It will be understood that the construction herein disclosed is likewise useable wherever it is desired to join one fabric with another without sewing them together or utilizing other types of fasteners. Sheets can be provided in which the film is applied only as a marginal strip, perforations then being applied only in the film covered area. We, likewise, have found that While the perforations improve immeasurably the flexibility of the mending material and the bonding and drying qualities thereof, nevertheless, where flexibility and drying are not of particular consequence, the sheet may be employed without perforations.

From the foregoing it will be seen that this invention is one well adapted to attain all of the ends and objects hereinabove set forth together with other advantages which are obvious and which are inherent to the structu're.

It will be understood that certain features and subcombinations are of utility and may be employed without reference to other features and subcombinations. This is contemplated by and is within the scope of the claims.
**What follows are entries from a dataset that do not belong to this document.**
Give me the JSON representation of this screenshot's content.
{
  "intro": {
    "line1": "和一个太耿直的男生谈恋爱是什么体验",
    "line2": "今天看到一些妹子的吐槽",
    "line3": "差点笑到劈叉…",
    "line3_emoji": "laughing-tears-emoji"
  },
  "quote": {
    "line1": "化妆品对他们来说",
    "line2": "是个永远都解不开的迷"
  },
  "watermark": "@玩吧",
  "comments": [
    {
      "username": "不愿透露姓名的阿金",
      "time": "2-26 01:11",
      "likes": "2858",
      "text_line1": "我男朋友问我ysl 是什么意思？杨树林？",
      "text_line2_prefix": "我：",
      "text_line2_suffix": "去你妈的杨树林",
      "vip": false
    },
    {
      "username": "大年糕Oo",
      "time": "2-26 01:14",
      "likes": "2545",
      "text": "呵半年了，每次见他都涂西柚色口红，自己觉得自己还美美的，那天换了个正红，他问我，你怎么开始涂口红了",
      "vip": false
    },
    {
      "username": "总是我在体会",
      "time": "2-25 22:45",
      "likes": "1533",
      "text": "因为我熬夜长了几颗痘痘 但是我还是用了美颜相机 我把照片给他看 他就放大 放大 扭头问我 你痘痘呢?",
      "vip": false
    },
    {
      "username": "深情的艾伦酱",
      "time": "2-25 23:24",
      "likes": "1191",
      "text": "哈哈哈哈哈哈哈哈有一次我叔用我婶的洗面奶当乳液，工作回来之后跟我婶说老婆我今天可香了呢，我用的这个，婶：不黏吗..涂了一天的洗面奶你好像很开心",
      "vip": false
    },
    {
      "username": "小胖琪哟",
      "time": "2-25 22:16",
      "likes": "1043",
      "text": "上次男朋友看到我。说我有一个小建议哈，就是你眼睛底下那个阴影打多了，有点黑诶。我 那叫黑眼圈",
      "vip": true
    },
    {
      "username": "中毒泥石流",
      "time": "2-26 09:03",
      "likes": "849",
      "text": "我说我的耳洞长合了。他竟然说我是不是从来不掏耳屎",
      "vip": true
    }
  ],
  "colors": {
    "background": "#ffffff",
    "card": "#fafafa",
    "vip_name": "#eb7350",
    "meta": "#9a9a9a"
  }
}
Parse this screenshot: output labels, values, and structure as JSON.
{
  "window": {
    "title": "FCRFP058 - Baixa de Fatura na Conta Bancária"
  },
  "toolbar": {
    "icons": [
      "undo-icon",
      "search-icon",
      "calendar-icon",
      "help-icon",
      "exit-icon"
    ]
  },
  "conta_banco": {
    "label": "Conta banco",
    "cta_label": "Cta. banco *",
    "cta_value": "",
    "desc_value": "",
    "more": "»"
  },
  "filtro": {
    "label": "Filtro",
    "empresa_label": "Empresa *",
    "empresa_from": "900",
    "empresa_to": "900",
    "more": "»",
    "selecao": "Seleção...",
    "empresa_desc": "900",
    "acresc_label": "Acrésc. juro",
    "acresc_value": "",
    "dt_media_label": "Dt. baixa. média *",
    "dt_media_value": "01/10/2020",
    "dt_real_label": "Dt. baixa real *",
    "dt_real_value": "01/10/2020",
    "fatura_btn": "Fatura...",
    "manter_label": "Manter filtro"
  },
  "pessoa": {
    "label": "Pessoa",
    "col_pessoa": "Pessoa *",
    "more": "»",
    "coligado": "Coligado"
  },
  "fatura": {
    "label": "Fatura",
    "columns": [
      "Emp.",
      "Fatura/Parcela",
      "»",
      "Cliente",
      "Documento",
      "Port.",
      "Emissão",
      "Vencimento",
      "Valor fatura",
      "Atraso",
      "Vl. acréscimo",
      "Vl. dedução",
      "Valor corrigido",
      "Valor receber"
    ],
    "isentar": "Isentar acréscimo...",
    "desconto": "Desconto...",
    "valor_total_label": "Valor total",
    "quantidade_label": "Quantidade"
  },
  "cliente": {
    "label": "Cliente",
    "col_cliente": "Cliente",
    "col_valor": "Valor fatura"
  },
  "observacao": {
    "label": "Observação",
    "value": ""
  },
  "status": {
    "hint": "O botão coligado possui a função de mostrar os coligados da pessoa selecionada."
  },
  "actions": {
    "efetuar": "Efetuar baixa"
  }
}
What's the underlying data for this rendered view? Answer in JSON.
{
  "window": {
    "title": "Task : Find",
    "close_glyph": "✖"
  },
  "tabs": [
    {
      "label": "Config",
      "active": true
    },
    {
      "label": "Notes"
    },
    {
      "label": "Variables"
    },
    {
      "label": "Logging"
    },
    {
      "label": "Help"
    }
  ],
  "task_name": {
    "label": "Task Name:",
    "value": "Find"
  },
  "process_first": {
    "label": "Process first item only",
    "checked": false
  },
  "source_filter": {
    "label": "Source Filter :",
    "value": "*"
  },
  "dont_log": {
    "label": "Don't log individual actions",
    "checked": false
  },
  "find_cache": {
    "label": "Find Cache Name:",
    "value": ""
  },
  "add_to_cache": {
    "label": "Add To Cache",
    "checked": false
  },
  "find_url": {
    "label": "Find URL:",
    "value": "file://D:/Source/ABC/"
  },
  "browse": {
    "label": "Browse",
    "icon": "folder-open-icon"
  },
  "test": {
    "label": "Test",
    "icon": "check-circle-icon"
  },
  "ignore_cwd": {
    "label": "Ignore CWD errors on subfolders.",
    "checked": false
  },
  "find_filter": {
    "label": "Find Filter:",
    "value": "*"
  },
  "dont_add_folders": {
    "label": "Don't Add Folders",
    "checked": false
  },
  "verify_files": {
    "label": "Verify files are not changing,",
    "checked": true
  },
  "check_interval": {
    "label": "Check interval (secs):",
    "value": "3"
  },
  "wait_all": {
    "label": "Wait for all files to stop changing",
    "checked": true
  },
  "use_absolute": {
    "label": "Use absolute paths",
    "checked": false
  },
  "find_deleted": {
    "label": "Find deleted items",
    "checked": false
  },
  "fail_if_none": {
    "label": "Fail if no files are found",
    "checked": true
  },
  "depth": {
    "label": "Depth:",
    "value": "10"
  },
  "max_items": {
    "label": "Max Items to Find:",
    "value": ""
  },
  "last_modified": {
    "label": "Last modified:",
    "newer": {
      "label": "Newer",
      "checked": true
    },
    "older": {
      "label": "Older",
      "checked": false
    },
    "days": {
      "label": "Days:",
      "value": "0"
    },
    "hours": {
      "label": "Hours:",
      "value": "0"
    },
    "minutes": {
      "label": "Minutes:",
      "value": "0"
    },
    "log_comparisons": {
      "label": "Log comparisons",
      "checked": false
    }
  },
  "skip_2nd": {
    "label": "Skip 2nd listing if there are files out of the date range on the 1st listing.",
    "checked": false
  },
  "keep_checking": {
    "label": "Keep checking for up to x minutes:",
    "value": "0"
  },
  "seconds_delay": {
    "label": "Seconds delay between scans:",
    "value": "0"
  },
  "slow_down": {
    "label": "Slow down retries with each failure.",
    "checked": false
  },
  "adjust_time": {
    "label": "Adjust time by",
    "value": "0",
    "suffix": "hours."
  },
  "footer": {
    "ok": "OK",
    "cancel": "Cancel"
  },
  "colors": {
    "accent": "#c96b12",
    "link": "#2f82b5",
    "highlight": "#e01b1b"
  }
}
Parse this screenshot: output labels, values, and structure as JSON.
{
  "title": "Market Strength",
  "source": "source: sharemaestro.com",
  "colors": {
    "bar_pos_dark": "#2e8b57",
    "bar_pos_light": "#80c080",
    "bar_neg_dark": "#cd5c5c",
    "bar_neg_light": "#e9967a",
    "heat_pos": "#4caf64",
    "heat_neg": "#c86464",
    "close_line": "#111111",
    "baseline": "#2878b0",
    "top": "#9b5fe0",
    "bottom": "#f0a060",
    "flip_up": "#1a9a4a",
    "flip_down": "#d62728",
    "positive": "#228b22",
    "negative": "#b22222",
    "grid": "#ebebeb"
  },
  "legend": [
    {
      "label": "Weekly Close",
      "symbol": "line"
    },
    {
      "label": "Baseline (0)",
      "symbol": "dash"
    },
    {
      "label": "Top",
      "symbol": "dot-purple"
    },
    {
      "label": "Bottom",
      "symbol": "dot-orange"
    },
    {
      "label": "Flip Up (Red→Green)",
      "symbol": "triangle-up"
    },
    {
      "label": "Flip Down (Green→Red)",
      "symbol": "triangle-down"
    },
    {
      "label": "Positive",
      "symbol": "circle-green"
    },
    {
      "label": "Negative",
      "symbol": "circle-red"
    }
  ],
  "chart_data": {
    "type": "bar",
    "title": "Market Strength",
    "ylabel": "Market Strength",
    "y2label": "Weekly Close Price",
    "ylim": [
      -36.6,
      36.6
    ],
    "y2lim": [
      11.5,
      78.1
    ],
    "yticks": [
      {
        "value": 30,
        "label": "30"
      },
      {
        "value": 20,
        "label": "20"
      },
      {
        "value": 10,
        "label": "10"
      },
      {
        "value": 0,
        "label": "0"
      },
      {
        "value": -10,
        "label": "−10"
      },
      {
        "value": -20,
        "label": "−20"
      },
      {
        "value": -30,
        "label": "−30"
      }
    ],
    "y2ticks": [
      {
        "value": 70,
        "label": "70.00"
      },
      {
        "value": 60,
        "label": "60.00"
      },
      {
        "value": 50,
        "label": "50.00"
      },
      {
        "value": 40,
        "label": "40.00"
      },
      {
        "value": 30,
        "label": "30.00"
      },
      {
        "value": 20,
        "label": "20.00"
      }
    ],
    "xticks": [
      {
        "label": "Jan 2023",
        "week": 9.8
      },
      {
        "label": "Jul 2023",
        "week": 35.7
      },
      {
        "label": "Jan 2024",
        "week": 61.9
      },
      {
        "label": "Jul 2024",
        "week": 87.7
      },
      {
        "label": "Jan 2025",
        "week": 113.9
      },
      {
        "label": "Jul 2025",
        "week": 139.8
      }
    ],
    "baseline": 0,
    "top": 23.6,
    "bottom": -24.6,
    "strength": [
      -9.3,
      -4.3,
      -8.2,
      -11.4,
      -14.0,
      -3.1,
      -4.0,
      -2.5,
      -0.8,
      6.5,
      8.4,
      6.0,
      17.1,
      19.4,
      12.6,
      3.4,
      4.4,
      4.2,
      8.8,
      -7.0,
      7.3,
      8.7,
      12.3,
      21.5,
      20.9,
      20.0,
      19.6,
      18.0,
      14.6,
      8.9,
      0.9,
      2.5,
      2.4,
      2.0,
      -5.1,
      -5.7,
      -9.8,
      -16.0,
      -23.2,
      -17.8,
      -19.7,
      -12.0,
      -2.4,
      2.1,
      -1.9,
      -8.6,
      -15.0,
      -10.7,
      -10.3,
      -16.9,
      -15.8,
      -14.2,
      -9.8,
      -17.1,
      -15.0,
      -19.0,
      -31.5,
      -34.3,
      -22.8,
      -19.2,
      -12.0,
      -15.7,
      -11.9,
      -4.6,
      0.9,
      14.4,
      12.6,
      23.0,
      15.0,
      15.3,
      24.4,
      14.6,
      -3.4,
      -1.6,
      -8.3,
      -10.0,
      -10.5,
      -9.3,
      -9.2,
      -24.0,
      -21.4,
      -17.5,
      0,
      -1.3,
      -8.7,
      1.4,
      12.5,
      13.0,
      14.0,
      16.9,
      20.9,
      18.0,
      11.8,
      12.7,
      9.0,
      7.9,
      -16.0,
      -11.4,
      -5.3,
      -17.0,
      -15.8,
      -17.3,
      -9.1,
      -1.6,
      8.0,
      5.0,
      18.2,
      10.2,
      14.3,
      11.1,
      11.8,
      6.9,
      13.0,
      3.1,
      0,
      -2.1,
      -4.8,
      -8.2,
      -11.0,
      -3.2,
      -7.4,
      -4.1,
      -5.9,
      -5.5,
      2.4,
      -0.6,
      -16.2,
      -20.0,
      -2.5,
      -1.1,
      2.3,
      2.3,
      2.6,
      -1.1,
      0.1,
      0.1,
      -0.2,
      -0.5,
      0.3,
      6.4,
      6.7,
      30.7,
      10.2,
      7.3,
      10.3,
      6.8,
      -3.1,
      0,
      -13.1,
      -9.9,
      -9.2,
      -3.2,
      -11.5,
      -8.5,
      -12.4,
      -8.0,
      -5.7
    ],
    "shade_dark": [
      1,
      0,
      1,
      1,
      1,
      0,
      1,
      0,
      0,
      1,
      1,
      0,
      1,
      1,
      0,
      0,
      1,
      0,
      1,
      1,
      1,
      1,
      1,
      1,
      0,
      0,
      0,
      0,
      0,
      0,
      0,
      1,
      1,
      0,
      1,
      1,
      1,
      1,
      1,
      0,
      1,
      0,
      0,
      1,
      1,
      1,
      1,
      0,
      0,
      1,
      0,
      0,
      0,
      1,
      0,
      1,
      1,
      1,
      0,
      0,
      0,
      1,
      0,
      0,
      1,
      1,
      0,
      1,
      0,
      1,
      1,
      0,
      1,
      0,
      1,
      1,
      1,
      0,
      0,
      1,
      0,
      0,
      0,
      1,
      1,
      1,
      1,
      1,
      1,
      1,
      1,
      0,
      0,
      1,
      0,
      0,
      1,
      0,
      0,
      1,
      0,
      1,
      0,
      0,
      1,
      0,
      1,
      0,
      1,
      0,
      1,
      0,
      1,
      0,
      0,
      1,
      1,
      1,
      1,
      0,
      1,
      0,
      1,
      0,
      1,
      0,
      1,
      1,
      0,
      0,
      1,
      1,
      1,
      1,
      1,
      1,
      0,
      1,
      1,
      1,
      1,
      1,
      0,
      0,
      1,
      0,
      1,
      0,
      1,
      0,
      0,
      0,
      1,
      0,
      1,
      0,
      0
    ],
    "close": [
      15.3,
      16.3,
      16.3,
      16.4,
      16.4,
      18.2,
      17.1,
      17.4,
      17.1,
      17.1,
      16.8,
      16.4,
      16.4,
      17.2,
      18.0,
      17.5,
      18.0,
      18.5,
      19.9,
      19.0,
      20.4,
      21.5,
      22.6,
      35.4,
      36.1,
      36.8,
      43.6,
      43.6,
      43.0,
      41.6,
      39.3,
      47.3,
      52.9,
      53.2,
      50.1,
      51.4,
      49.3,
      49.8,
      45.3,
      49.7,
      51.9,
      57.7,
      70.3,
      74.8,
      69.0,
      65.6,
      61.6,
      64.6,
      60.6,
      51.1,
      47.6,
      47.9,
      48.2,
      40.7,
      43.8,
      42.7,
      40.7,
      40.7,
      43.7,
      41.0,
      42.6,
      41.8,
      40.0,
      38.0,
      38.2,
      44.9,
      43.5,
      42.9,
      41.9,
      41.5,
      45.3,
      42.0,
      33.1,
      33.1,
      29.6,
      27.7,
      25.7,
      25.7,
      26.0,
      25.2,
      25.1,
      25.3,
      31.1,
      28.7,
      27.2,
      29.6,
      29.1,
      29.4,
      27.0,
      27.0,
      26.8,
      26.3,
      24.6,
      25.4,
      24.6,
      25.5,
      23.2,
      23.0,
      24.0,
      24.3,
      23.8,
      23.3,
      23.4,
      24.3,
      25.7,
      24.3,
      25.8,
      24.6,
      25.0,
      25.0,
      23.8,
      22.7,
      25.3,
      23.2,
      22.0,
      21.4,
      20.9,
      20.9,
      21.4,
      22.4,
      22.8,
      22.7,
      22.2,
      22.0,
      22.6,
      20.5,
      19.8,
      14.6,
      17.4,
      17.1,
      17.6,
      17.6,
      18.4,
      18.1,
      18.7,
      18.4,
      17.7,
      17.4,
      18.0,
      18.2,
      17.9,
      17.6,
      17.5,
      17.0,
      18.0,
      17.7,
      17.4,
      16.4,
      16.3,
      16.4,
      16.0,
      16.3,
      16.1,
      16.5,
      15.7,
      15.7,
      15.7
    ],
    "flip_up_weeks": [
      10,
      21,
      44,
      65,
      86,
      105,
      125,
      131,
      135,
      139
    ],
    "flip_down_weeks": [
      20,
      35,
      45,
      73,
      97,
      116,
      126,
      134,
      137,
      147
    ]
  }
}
As many possible embodiments may be made of the invention without departing from the scope thereof, it is to be understood that all matter herein set forth or shown in the accompanying drawings is to be interpreted as illustrative and not in a limiting sense.

Having thus described our invention, we claim:

1. As a new article of manufacture, a mending sheet having a surface adapted for adhesion to fabrics under the influence of heat and pressure, such sheet composed of a flexible fabric web and a thin layer of polyethylene applied directly to one face of said web with portions of the layer adjacent said one face penetrated into the body of said web so as to firmly bond said layer to said web, said layer including a plurality of perforations extending therethrough in the direction of the thickness of the layer, said polyethylene having a density between 0.913 and 0.925 gram per cubic centimeter and a melt index between 4 and 25, the exposed face of said layer forming said surface.

2. A mending sheet as in claim 1 wherein said fabric web is of woven cotton.

3. A mending sheet as in claim 1 wherein said web and layer are provided with a plurality of registering perforations therethrough in the direction of the thickness of the sheet.

References Cited by the Examiner UNITED STATES PATENTS 1,665,968 4/28 Liedtke an. 2-243 2,055,002 9/36 Chandler 11710 2,602,932 7/52 Eaton 177122 2,647,065 7/53 School 1174 2,686,744 8/54 Cornwell.

2,825,721 3/58 Hogan et a1. 1l7-l38.8 2,853,404 9/58 Weinberg 117-122 3,012,918 12/61 Schaar.

OTHER REFERENCES Modern Plastics Encyclopedia, 1957, page 117.

30 WILLIAM D. MARTIN, Primary Examiner.



Patent Citations
Cited PatentFiling datePublication dateApplicantTitle
US1665968 *May 2, 1927Apr 10, 1928Hans LiedtkeMethod of mending fabric articles
US2055002 *Mar 28, 1936Sep 22, 1936Chandler Frank JermainProcess of producing foraminous coated material
US2602932 *Jul 29, 1948Jul 15, 1952William EatonBelt base
US2647065 *May 18, 1950Jul 28, 1953Scholl William MApparatus for and method of making adhesive tape
US2686744 *Oct 11, 1951Aug 17, 1954American Viscose CorpHeat sealable wrapping material
US2825721 *Mar 26, 1956Mar 4, 1958Phillips Petroleum CoPolymers and production thereof
US2853404 *Aug 24, 1953Sep 23, 1958Johnson & JohnsonHeatsealing adhesive sheets or tapes
US3012918 *Jun 20, 1956Dec 12, 1961Kendall & CoDifferential heat-sealability in differentially crystalline sheet materials, products made therefrom and process and apparatus for making
Referenced by
Citing PatentFiling datePublication dateApplicantTitle
US3434858 *Oct 4, 1965Mar 25, 1969Joseph A Kaplan & Sons IncHeat-sealable readily draping fabric and method of making it
US4038513 *Oct 1, 1975Jul 26, 1977Steigerwald Strahltechnik GmbhProcess for energy beam perforation, especially electron beam perforation, of multi-layered artificial leather
US4349920 *Jul 14, 1980Sep 21, 1982Haggar CompanyPocket construction
DE2806527A1 *Feb 16, 1978Sep 6, 1979Friedrich MaennelVerschweissen bzw. hotpress - verfahren zum aufpressen von abzeichen
DE3231385A1 *Aug 24, 1982Mar 8, 1984Horst Sommer Recycling DiensteMethod of mending worn working gloves made of plastic and plastic-coated backing fabric
U.S. Classification428/137
International ClassificationA41H27/00
Cooperative ClassificationA41H27/00
European ClassificationA41H27/00